| Description of the task |
The string "disabled" appears in some lines of the entries that follow; copy each such line.

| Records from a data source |

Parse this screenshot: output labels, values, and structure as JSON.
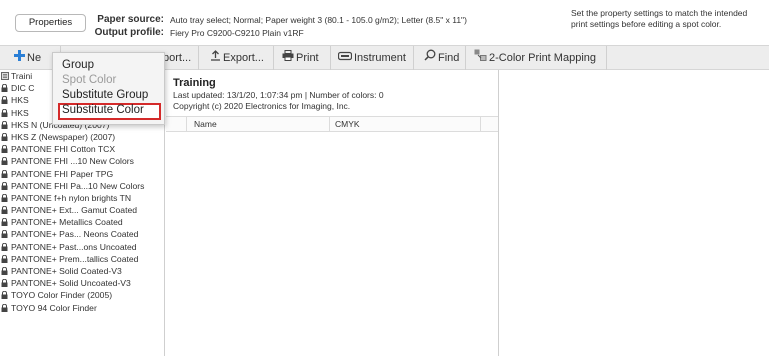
{
  "properties_button": "Properties",
  "paper_source_label": "Paper source:",
  "paper_source_value": "Auto tray select; Normal; Paper weight 3 (80.1 - 105.0 g/m2); Letter (8.5\" x 11\")",
  "output_profile_label": "Output profile:",
  "output_profile_value": "Fiery Pro C9200-C9210 Plain v1RF",
  "right_note": "Set the property settings to match the intended print settings before editing a spot color.",
  "toolbar": {
    "new": "Ne",
    "import": "port...",
    "export": "Export...",
    "print": "Print",
    "instrument": "Instrument",
    "find": "Find",
    "mapping": "2-Color Print Mapping"
  },
  "menu": {
    "items": [
      {
        "label": "Group",
        "disabled": false
      },
      {
        "label": "Spot Color",
        "disabled": true
      },
      {
        "label": "Substitute Group",
        "disabled": false
      },
      {
        "label": "Substitute Color",
        "disabled": false,
        "highlighted": true
      }
    ]
  },
  "library_list": [
    "Traini",
    "DIC C",
    "HKS",
    "HKS",
    "HKS N (Uncoated) (2007)",
    "HKS Z (Newspaper) (2007)",
    "PANTONE FHI Cotton TCX",
    "PANTONE FHI ...10 New Colors",
    "PANTONE FHI Paper TPG",
    "PANTONE FHI Pa...10 New Colors",
    "PANTONE f+h nylon brights TN",
    "PANTONE+ Ext... Gamut Coated",
    "PANTONE+ Metallics Coated",
    "PANTONE+ Pas... Neons Coated",
    "PANTONE+ Past...ons Uncoated",
    "PANTONE+ Prem...tallics Coated",
    "PANTONE+ Solid Coated-V3",
    "PANTONE+ Solid Uncoated-V3",
    "TOYO Color Finder (2005)",
    "TOYO 94 Color Finder"
  ],
  "library": {
    "title": "Training",
    "updated": "Last updated: 13/1/20, 1:07:34 pm | Number of colors: 0",
    "copyright": "Copyright (c) 2020 Electronics for Imaging, Inc."
  },
  "table": {
    "col_name": "Name",
    "col_cmyk": "CMYK"
  },
  "colors": {
    "accent_blue": "#2a7fd6",
    "highlight_red": "#d42a2a",
    "toolbar_bg": "#ededed"
  }
}
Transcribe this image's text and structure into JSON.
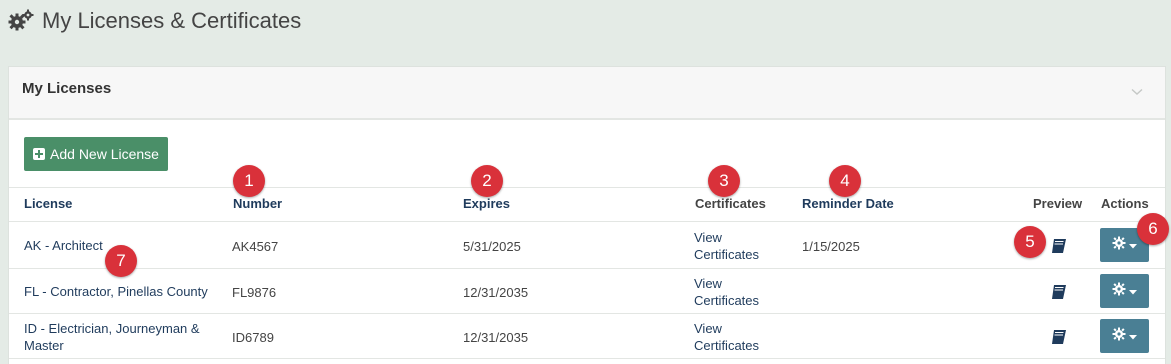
{
  "page": {
    "title": "My Licenses & Certificates",
    "title_icon": "gears-icon"
  },
  "panel": {
    "title": "My Licenses",
    "collapse_icon": "chevron-down-icon",
    "add_button_label": "Add New License"
  },
  "table": {
    "headers": [
      "License",
      "Number",
      "Expires",
      "Certificates",
      "Reminder Date",
      "Preview",
      "Actions"
    ],
    "rows": [
      {
        "license": "AK - Architect",
        "number": "AK4567",
        "expires": "5/31/2025",
        "certificates_line1": "View",
        "certificates_line2": "Certificates",
        "reminder": "1/15/2025"
      },
      {
        "license": "FL - Contractor, Pinellas County",
        "number": "FL9876",
        "expires": "12/31/2035",
        "certificates_line1": "View",
        "certificates_line2": "Certificates",
        "reminder": ""
      },
      {
        "license_line1": "ID - Electrician, Journeyman &",
        "license_line2": "Master",
        "number": "ID6789",
        "expires": "12/31/2035",
        "certificates_line1": "View",
        "certificates_line2": "Certificates",
        "reminder": ""
      }
    ]
  },
  "annotations": [
    "1",
    "2",
    "3",
    "4",
    "5",
    "6",
    "7"
  ],
  "colors": {
    "background": "#e4ebe6",
    "add_button": "#4a8f68",
    "action_button": "#4a7f94",
    "header_text": "#1f3b5c",
    "badge": "#d9313a"
  }
}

| Task output |
        "disabled": false
        "disabled": true
        "disabled": false
        "disabled": false,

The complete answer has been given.